Pattern Logic involves a method for interpreting a particular system of patterns that express logical concepts and models. While most approaches to logic are grounded by an axiomatization of human intuition in symbols, pattern logic is grounded by the systematic development of patterns that anticipate this intuition.
All of pattern logic rests on an algebraic evaluation of patterns given a particular method of interpretation. This approach is similar in approach but different in formulation than the algebra introduced by George Boole.
Iterating through combinations of patterns while applying the algebraic model to derive logical interpretations the primitive elements of pattern logic are established. How these primitives can illuminate historical categorizations of a priori thought, such as the "judgements" of Immanuel Kant raises intriguing questions.

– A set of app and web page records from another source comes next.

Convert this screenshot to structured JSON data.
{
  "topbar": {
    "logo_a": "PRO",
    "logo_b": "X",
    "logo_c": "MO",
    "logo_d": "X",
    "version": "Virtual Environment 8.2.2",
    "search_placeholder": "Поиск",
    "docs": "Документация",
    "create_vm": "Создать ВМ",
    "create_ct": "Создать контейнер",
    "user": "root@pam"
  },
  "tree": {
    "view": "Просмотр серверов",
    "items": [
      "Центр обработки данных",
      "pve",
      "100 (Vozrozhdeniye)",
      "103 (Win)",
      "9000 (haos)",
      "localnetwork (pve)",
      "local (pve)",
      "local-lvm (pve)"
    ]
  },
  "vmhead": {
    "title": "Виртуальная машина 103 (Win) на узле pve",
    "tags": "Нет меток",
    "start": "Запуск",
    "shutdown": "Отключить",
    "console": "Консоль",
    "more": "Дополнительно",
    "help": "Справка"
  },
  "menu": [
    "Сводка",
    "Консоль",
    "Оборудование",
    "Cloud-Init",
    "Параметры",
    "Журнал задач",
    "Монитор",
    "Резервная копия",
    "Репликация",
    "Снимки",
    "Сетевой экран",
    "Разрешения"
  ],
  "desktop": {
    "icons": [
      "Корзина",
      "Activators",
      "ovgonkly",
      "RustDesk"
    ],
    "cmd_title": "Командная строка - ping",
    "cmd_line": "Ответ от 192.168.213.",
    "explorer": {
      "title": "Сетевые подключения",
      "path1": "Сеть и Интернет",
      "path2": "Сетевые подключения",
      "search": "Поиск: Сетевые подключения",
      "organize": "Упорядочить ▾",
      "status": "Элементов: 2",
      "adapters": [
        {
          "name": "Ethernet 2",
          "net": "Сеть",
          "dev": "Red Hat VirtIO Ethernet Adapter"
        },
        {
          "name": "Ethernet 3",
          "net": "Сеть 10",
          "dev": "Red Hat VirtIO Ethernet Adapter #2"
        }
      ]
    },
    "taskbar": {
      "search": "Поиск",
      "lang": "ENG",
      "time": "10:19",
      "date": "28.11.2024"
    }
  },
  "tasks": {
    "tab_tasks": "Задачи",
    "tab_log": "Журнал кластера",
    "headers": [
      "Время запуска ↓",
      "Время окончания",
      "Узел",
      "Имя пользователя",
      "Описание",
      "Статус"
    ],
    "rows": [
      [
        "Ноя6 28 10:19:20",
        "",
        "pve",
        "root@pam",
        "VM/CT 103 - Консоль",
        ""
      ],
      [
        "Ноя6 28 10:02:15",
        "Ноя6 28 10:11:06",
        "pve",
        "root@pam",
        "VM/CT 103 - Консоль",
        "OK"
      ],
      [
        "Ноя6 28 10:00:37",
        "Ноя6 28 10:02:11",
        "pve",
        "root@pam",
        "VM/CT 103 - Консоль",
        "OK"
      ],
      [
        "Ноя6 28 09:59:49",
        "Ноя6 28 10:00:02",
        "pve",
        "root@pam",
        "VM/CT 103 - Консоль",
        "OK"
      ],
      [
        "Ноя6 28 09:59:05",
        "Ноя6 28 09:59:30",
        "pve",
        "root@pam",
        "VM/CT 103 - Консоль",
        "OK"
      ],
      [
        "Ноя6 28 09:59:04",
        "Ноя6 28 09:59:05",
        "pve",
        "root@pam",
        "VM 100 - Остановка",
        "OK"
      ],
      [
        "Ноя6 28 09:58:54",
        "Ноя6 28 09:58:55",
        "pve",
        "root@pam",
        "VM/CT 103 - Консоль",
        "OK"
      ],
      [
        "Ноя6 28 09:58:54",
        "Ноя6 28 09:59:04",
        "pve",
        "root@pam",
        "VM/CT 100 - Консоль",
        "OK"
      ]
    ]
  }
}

The modern symbolic logic recognizes the two concepts of Existential and Universal Quantification, whose symbols were established by C. S. Peirce. Pattern logic expands upon these concepts and distinguishes two additional types of Quantification anticipated by its patterns: Non and Partial Quantification.
Our understanding of syllogistic logic and deductive reasoning is strongly associated with the writings of Aristotle. Pattern Logic presents an alternative approach to understanding why syllogistic reasoning actually works, and how it can be modeled as machine-readable patterns. It also provides a new means of performing abductive reasoning: what are reasonable hypotheses given the known facts?
The building blocks of Boolean and First Order Logic are operations like conjunction, disjunction and negation. The primitive elements of pattern logic come to express these, as well as more complex logical operations such as De Morgan's laws.
The following articles pertain to ADEPT LION as a pattern logic.